-- Work request --
Pull every line with "příze" from the material.

-- Data --
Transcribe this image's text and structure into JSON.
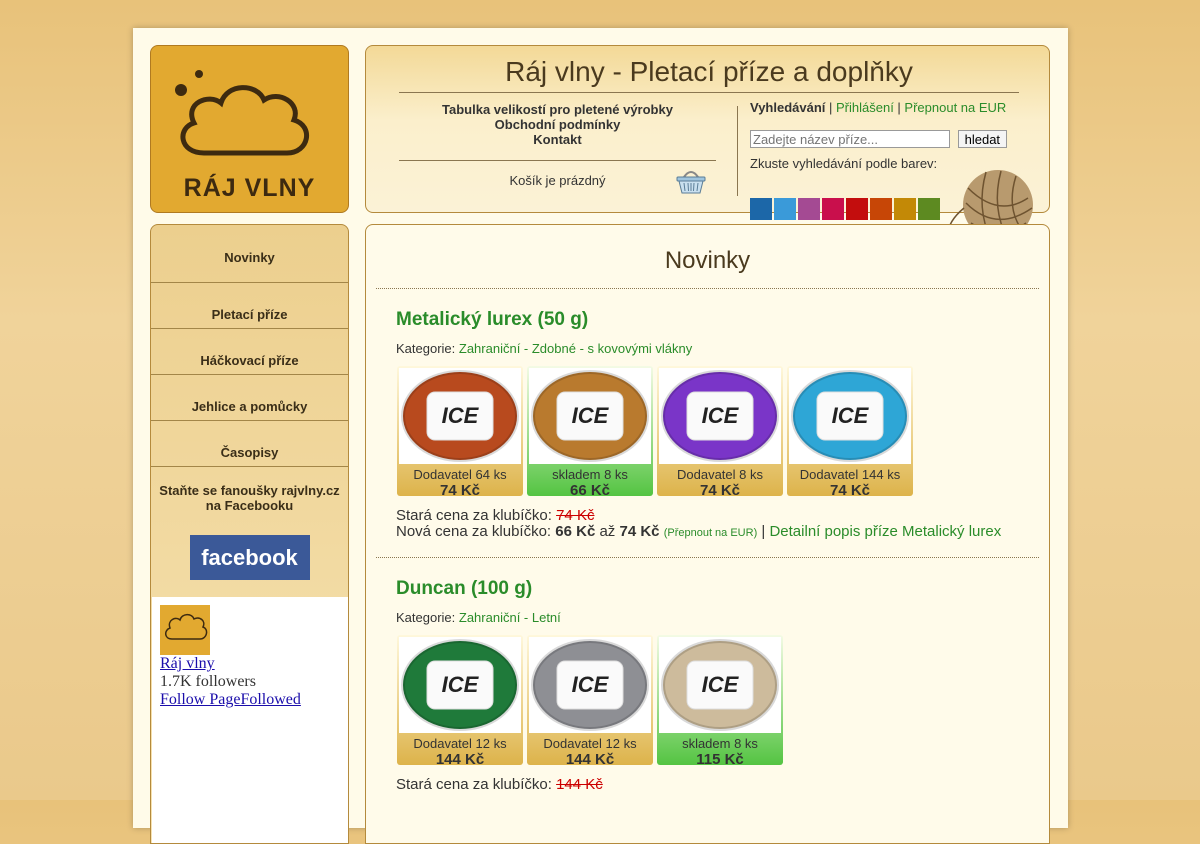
{
  "logo": {
    "text": "RÁJ VLNY"
  },
  "header": {
    "title": "Ráj vlny - Pletací příze a doplňky",
    "links": [
      "Tabulka velikostí pro pletené výrobky",
      "Obchodní podmínky",
      "Kontakt"
    ],
    "cart_status": "Košík je prázdný",
    "search": {
      "label": "Vyhledávání",
      "login": "Přihlášení",
      "switch_currency": "Přepnout na EUR",
      "placeholder": "Zadejte název příze...",
      "button": "hledat",
      "color_hint": "Zkuste vyhledávání podle barev:",
      "colors": [
        "#1c67a8",
        "#3a9ad9",
        "#a44a93",
        "#c90f4c",
        "#c30d0d",
        "#c74606",
        "#c38906",
        "#5d8a21"
      ]
    }
  },
  "nav": {
    "items": [
      "Novinky",
      "Pletací příze",
      "Háčkovací příze",
      "Jehlice a pomůcky",
      "Časopisy"
    ],
    "facebook_text": "Staňte se fanoušky rajvlny.cz na Facebooku",
    "facebook_button": "facebook",
    "widget": {
      "page_name": "Ráj vlny",
      "followers": "1.7K followers",
      "follow": "Follow PageFollowed"
    }
  },
  "main": {
    "heading": "Novinky",
    "products": [
      {
        "name": "Metalický lurex (50 g)",
        "category_label": "Kategorie:",
        "category": "Zahraniční - Zdobné - s kovovými vlákny",
        "tiles": [
          {
            "stock": "Dodavatel 64 ks",
            "price": "74 Kč",
            "type": "supplier",
            "color": "#b84a1e"
          },
          {
            "stock": "skladem 8 ks",
            "price": "66 Kč",
            "type": "stocked",
            "color": "#b97a2e"
          },
          {
            "stock": "Dodavatel 8 ks",
            "price": "74 Kč",
            "type": "supplier",
            "color": "#7a35c8"
          },
          {
            "stock": "Dodavatel 144 ks",
            "price": "74 Kč",
            "type": "supplier",
            "color": "#2ea6d6"
          }
        ],
        "old_price_label": "Stará cena za klubíčko:",
        "old_price": "74 Kč",
        "new_price_label": "Nová cena za klubíčko:",
        "new_price_from": "66 Kč",
        "range_word": "až",
        "new_price_to": "74 Kč",
        "switch_currency": "(Přepnout na EUR)",
        "detail_link": "Detailní popis příze Metalický lurex"
      },
      {
        "name": "Duncan (100 g)",
        "category_label": "Kategorie:",
        "category": "Zahraniční - Letní",
        "tiles": [
          {
            "stock": "Dodavatel 12 ks",
            "price": "144 Kč",
            "type": "supplier",
            "color": "#1f7a3a"
          },
          {
            "stock": "Dodavatel 12 ks",
            "price": "144 Kč",
            "type": "supplier",
            "color": "#8e8f94"
          },
          {
            "stock": "skladem 8 ks",
            "price": "115 Kč",
            "type": "stocked",
            "color": "#cdbb9c"
          }
        ],
        "old_price_label": "Stará cena za klubíčko:",
        "old_price": "144 Kč"
      }
    ]
  }
}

-- Finished exercise --
    "title": "Ráj vlny - Pletací příze a doplňky",
      "placeholder": "Zadejte název příze...",
      "Pletací příze",
      "Háčkovací příze",
        "detail_link": "Detailní popis příze Metalický lurex"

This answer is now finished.